You may like to gamble, you might like to dance
You may be the heavyweight champion of the world
You may be a socialite with a long string of pearls
Indeed you’re gonna have to serve somebody
Well, it may be the devil or it may be the Lord
But you’re gonna have to serve somebody
Difference cheques to “The Cartel”
With three former traders, the self-styled ”Cartel” from JPMorgan Chase, Barclays and Citigroup appearing in a Manhattan court accused of market rigging and facing hefty fines and possible imprisonment if found guilty, it seems an opportune moment to cast a glance over historical regulation in this area, what has changed in the markets and whether new initiatives such as the BIS code of conduct for Foreign Exchange trading will change attitudes.
From the inception of the Foreign Exchange markets, and indeed the interest rate markets, until the introduction of futures, CFDs and spread betting the participants were a relatively small number of people.
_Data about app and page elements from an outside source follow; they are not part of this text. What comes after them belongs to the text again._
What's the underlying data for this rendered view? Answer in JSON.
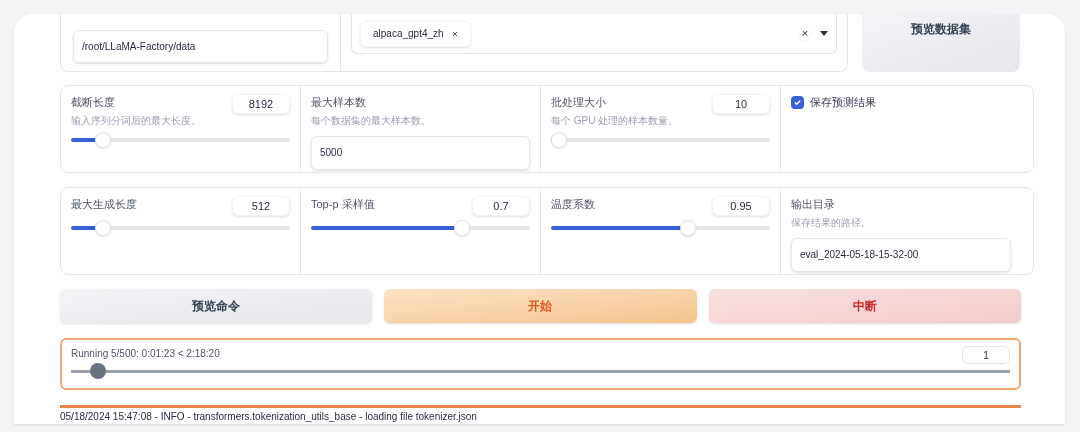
{
  "dataset_dir": {
    "value": "/root/LLaMA-Factory/data"
  },
  "dataset": {
    "tags": [
      "alpaca_gpt4_zh"
    ],
    "clear": "×"
  },
  "preview_dataset_button": "预览数据集",
  "params_row_1": [
    {
      "kind": "slider",
      "label": "截断长度",
      "info": "输入序列分词后的最大长度。",
      "value": "8192",
      "level": 0.12
    },
    {
      "kind": "textbox",
      "label": "最大样本数",
      "info": "每个数据集的最大样本数。",
      "value": "5000"
    },
    {
      "kind": "slider",
      "label": "批处理大小",
      "info": "每个 GPU 处理的样本数量。",
      "value": "10",
      "level": 0.01
    },
    {
      "kind": "checkbox",
      "label": "保存预测结果",
      "checked": true
    }
  ],
  "params_row_2": [
    {
      "kind": "slider",
      "label": "最大生成长度",
      "value": "512",
      "level": 0.12
    },
    {
      "kind": "slider",
      "label": "Top-p 采样值",
      "value": "0.7",
      "level": 0.66
    },
    {
      "kind": "slider",
      "label": "温度系数",
      "value": "0.95",
      "level": 0.6
    },
    {
      "kind": "textbox",
      "label": "输出目录",
      "info": "保存结果的路径。",
      "value": "eval_2024-05-18-15-32-00"
    }
  ],
  "actions": [
    {
      "kind": "secondary",
      "label": "预览命令"
    },
    {
      "kind": "primary",
      "label": "开始"
    },
    {
      "kind": "stop",
      "label": "中断"
    }
  ],
  "progress": {
    "label": "Running 5/500: 0:01:23 < 2:18:20",
    "value": "1",
    "level": 0.02
  },
  "log": "05/18/2024 15:47:08 - INFO - transformers.tokenization_utils_base - loading file tokenizer.json"
}
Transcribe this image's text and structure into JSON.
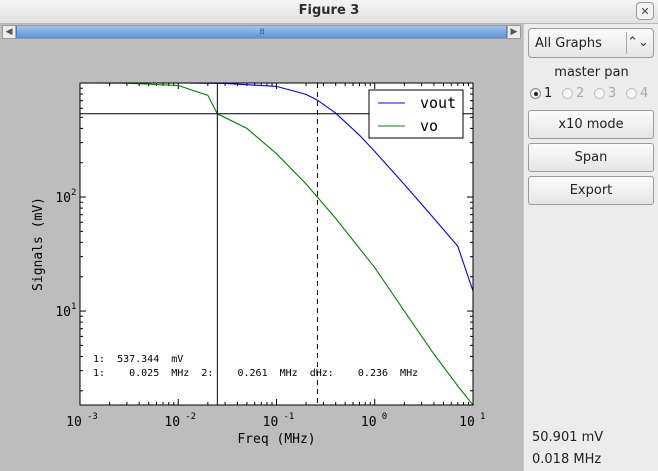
{
  "window": {
    "title": "Figure 3",
    "close_glyph": "✕"
  },
  "scrollbar": {
    "left_glyph": "◀",
    "right_glyph": "▶",
    "grip": "⁞⁞⁞"
  },
  "sidebar": {
    "dropdown_value": "All Graphs",
    "dropdown_glyph": "⌃⌄",
    "master_label": "master pan",
    "radios": [
      {
        "label": "1",
        "selected": true,
        "enabled": true
      },
      {
        "label": "2",
        "selected": false,
        "enabled": false
      },
      {
        "label": "3",
        "selected": false,
        "enabled": false
      },
      {
        "label": "4",
        "selected": false,
        "enabled": false
      }
    ],
    "buttons": {
      "x10": "x10 mode",
      "span": "Span",
      "export": "Export"
    },
    "readout_value": "50.901 mV",
    "readout_freq": "0.018 MHz"
  },
  "chart_data": {
    "type": "line",
    "xlabel": "Freq (MHz)",
    "ylabel": "Signals (mV)",
    "x_scale": "log",
    "y_scale": "log",
    "xlim": [
      0.001,
      10
    ],
    "ylim": [
      1.5,
      1000
    ],
    "x_ticks": [
      {
        "base": "10",
        "exp": "-3"
      },
      {
        "base": "10",
        "exp": "-2"
      },
      {
        "base": "10",
        "exp": "-1"
      },
      {
        "base": "10",
        "exp": "0"
      },
      {
        "base": "10",
        "exp": "1"
      }
    ],
    "y_ticks": [
      {
        "base": "10",
        "exp": "1"
      },
      {
        "base": "10",
        "exp": "2"
      }
    ],
    "legend_position": "top-right",
    "series": [
      {
        "name": "vout",
        "color": "#0000ff",
        "x": [
          0.001,
          0.01,
          0.03,
          0.1,
          0.2,
          0.26,
          0.4,
          0.7,
          1,
          2,
          4,
          7,
          10
        ],
        "y": [
          1000,
          999,
          992,
          934,
          794,
          708,
          545,
          348,
          251,
          129,
          65,
          37,
          15
        ]
      },
      {
        "name": "vo",
        "color": "#008000",
        "x": [
          0.001,
          0.003,
          0.01,
          0.02,
          0.025,
          0.05,
          0.1,
          0.2,
          0.4,
          1,
          2,
          4,
          7,
          10
        ],
        "y": [
          1000,
          995,
          950,
          780,
          537,
          400,
          240,
          130,
          65,
          24,
          10,
          4.2,
          2.2,
          1.5
        ]
      }
    ],
    "cursors": [
      {
        "type": "vertical-solid",
        "x": 0.025
      },
      {
        "type": "vertical-dashed",
        "x": 0.261
      },
      {
        "type": "horizontal-solid",
        "y": 537.344
      }
    ],
    "annotation_lines": [
      "1:  537.344  mV",
      "1:    0.025  MHz  2:    0.261  MHz  dHz:    0.236  MHz"
    ]
  }
}
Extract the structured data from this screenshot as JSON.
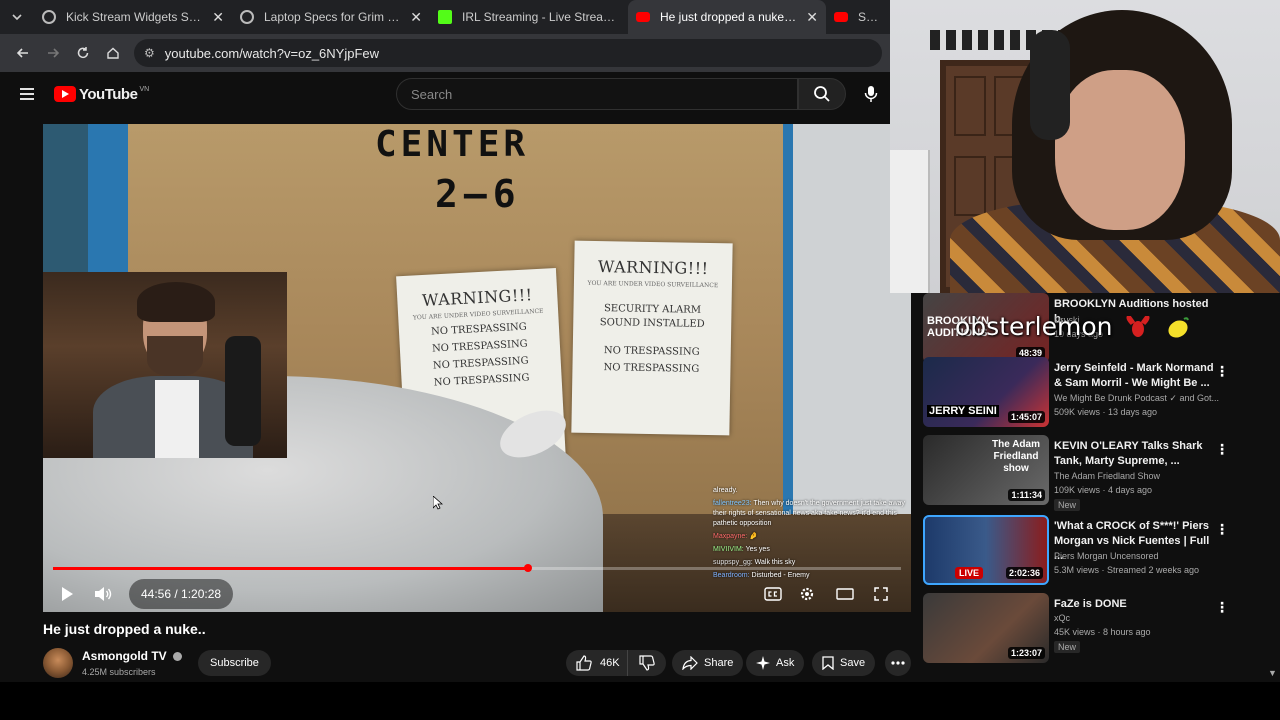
{
  "browser": {
    "tabs": [
      {
        "title": "Kick Stream Widgets Setup",
        "icon": "globe-icon"
      },
      {
        "title": "Laptop Specs for Grim Dawn",
        "icon": "globe-icon"
      },
      {
        "title": "IRL Streaming - Live Streams o",
        "icon": "kick-icon"
      },
      {
        "title": "He just dropped a nuke.. - YouT",
        "icon": "youtube-icon",
        "active": true
      },
      {
        "title": "SomeOr",
        "icon": "youtube-icon"
      }
    ],
    "url": "youtube.com/watch?v=oz_6NYjpFew"
  },
  "youtube": {
    "logo_text": "YouTube",
    "region": "VN",
    "search_placeholder": "Search"
  },
  "player": {
    "time": "44:56 / 1:20:28",
    "progress": 0.56,
    "signs": {
      "center": "CENTER",
      "number": "2—6"
    },
    "paper1": {
      "heading": "WARNING!!!",
      "sub": "YOU ARE UNDER VIDEO SURVEILLANCE",
      "lines": [
        "NO TRESPASSING",
        "NO TRESPASSING",
        "NO TRESPASSING",
        "NO TRESPASSING"
      ]
    },
    "paper2": {
      "heading": "WARNING!!!",
      "sub": "YOU ARE UNDER VIDEO SURVEILLANCE",
      "alarm": "SECURITY ALARM SOUND INSTALLED",
      "lines": [
        "NO TRESPASSING",
        "NO TRESPASSING"
      ]
    },
    "chat": [
      {
        "user": "",
        "text": "already."
      },
      {
        "user": "fallentree23:",
        "text": "Then why doesn't the government just take away their rights of sensational news aka fake news? it'd end this pathetic opposition"
      },
      {
        "user": "Maxpayne:",
        "text": "🤌"
      },
      {
        "user": "MIVIIVIM:",
        "text": "Yes yes"
      },
      {
        "user": "suppspy_gg:",
        "text": "Walk this sky"
      },
      {
        "user": "Beardroom:",
        "text": "Disturbed - Enemy"
      }
    ]
  },
  "video": {
    "title": "He just dropped a nuke..",
    "channel": "Asmongold TV",
    "subscribers": "4.25M subscribers",
    "subscribe_label": "Subscribe",
    "likes": "46K",
    "share_label": "Share",
    "ask_label": "Ask",
    "save_label": "Save"
  },
  "overlay": {
    "streamer_name": "obsterlemon"
  },
  "recommendations": [
    {
      "title": "BROOKLYN Auditions hosted b...",
      "channel": "Druski",
      "meta": "10 days ago",
      "duration": "48:39",
      "thumb_text": "BROOKLYN AUDITIONS",
      "colors": [
        "#3a3a3a",
        "#a33"
      ]
    },
    {
      "title": "Jerry Seinfeld - Mark Normand & Sam Morril - We Might Be ...",
      "channel": "We Might Be Drunk Podcast",
      "channel_suffix": "and Got...",
      "meta": "509K views · 13 days ago",
      "duration": "1:45:07",
      "thumb_text": "JERRY SEINI",
      "colors": [
        "#1b2a4a",
        "#c33"
      ]
    },
    {
      "title": "KEVIN O'LEARY Talks Shark Tank, Marty Supreme, ...",
      "channel": "The Adam Friedland Show",
      "meta": "109K views · 4 days ago",
      "duration": "1:11:34",
      "badge": "New",
      "thumb_text": "The Adam Friedland show",
      "colors": [
        "#2a2a2a",
        "#555"
      ]
    },
    {
      "title": "'What a CROCK of S***!' Piers Morgan vs Nick Fuentes | Full ...",
      "channel": "Piers Morgan Uncensored",
      "meta": "5.3M views · Streamed 2 weeks ago",
      "duration": "2:02:36",
      "live_label": "LIVE",
      "colors": [
        "#1d3a6a",
        "#8a1d1d"
      ]
    },
    {
      "title": "FaZe is DONE",
      "channel": "xQc",
      "meta": "45K views · 8 hours ago",
      "duration": "1:23:07",
      "badge": "New",
      "colors": [
        "#3a3a3a",
        "#6a4a3a"
      ]
    }
  ]
}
In the 80s and 90s there were in excess of 300 banks in the City of London trading through 26 money brokers as well as a handful of the treasury departments at the largest corporates such as BP, Shell and British Airways. The major participants were pretty much the same through every trading centre in the world with the attendant power that this situation endorsed. I was well aware as a young broker that if I upset BNP, for example, in London the repercussions would be felt throughout the world for the broker (RP Martin) who had the misfortune to employ me.
The ways that you could upset a bank dealer were numerous and often bizarre. They ranged from not showing enough respect through to supporting the wrong football team but by far the most serious was not standing by a price that you made. In the brave new world of electronic trading this may be hard to comprehend so a little explanation of how the markets used to function in the days of voice broking follows! Simply a bank would ask me a price in a specific instrument (be it a spot price, CD or deposit) and I would be obliged to make a two way dealing price with an amount specified. In laymans terms we were obliged to quote a buying and selling price to that bank in a specified amount. Not difficult really until you factor in that you had to deal on that price and if you couldn’t, for whatever reason, you were obliged to pay the bank the difference between what you had quoted and what you dealt at. I can still hear dealers shouting “cheque book” before slamming the phone down. Too many difference cheques or a really bad price and the dealer would punish you by “taking the line out” in other words they would simply refuse to answer your calls for a specified time, sometimes a week sometimes months.
If this happened too many times the Bank of England would have a quiet but firm word with the powers that be in the money brokers or as importantly at the offending Bank. We all needed each other to make the market function in an orderly manner. Be assured that to have your knuckles rapped by the Bank of England hurt and not only hurt your pride. All the participants knew their role and “place” even to the point where brokers ran A and B desks and depending on the size and frequency that the banks traded they were graded onto the appropriate desk. By operating this self-regulation, where the Bank of England held sway, the markets were kept honest and very, very few abuses occurred. What abuses there were, were quickly and quietly dealt with. Move on to the opening up of the markets to thousands of participants caused by the introduction of consumer friendly instruments, one could almost say expanding the gambling industries tools, and the world of self-regulation is as arcane as a fax machine.
It is indeed a world which is unrecognisable from 25 years ago both in terms of participants, volumes and regulation but will the introduction of the BIS voluntary code of conduct in the FX market and regulations such as those in MiFID II really improve the markets and stop abuse? Richard Seaman, industry compliance veteran thinks that the code will go some way to restoring the public’s faith in the foreign exchange markets. He told me “The 55 principles, whilst not designed to replace local laws have been compiled with consultation and input from major participants globally. Central Banks are expecting much higher ethical standards to become common place although as in any new initiative the ‘tone from the top’ of a firm will be vital in ensuring that the code of conduct is properly adopted and fit for purpose.” He continued “with the MiFID II best execution requirements coming into force at the beginning of 2018, firms will have to change much of their current infrastructure to fully comply.” Interestingly none of the other 6 market participants I asked for quotes could think of any worthwhile changes that these codes and rules will bring. Not finding anything comment worthy is not to say that the changes are not needed or worthwhile but that generally the markets are in pretty good shape but that is not to say that ways round rules will be found! There are however areas that the regulators should be paying much closer attention to such as the mis-selling of Binary options to a gullible public that are a scandal which I will look at more closely in my next column .